It is now 120 years since a unique character well known to the older inhabitants of Bratislava was born. Ignác Lamár, nicknamed Schӧner Náci, became an unforgettable figure thanks to his outfit and exceptionally good manners. A life-size statue of Lamár, the work of Juraj Meliš, now stands near the Main Square in Bratislava’s old town and is a popular photo point for tourists.
Lamár was born on August 11, 1897, in the Petržalka borough of Bratislava. He was a shoemaker’s son and also learned this trade himself. When his mother left the family and fled with a lover to Vienna, his father started drinking heavily. After his father’s death, all of the family’s possession went to cover outstanding debts. Lamár got a job in theatre workshops but was sacked when the theatre fell into a crisis during World War I.
He started earning money with occasional small services: he cleaned flats and carpets and brought coal from cellars.
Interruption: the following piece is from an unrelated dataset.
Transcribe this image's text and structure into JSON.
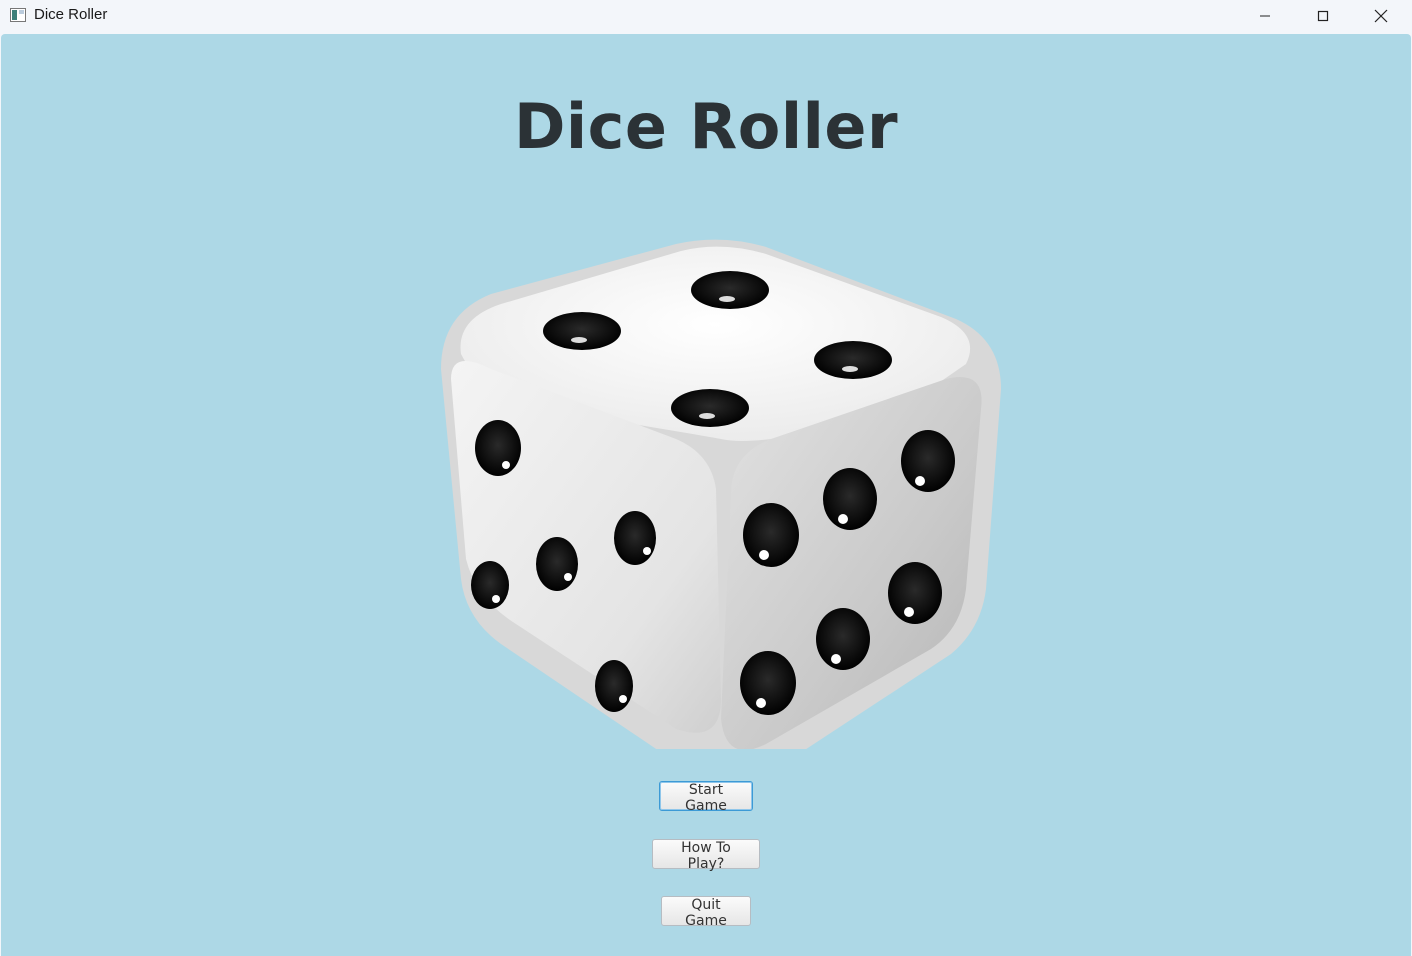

He lived in various rented rooms and flats, taking with him a black suitcase with a tail-coat, black lacquered shoes, white gloves and a bowler hat which, Countess Náriová donated to his father after her husband’s death. One day, he donned all these garments, fixed his smile in front of a mirror, and took to the streets. He dreamed of being a clown in a circus and came close to achieving his dream.
He became a well-recognised person in the streets of Bratislava. He promenaded from Michalská Street to the Danube River, greeting people, especially women, in the three languages which were commonly spoken in Bratislava – German, Hungarian and Slovak – while also doffing his hat.
He died of tuberculosis at the age of 70 in 1967 in the village of Lehnice. In 2007, his remains were moved from Lehnice to a memorial grave in the Ondrejský cemetery in the Old Town.
18. Aug 2017 at 15:22 | Compiled by Spectator staff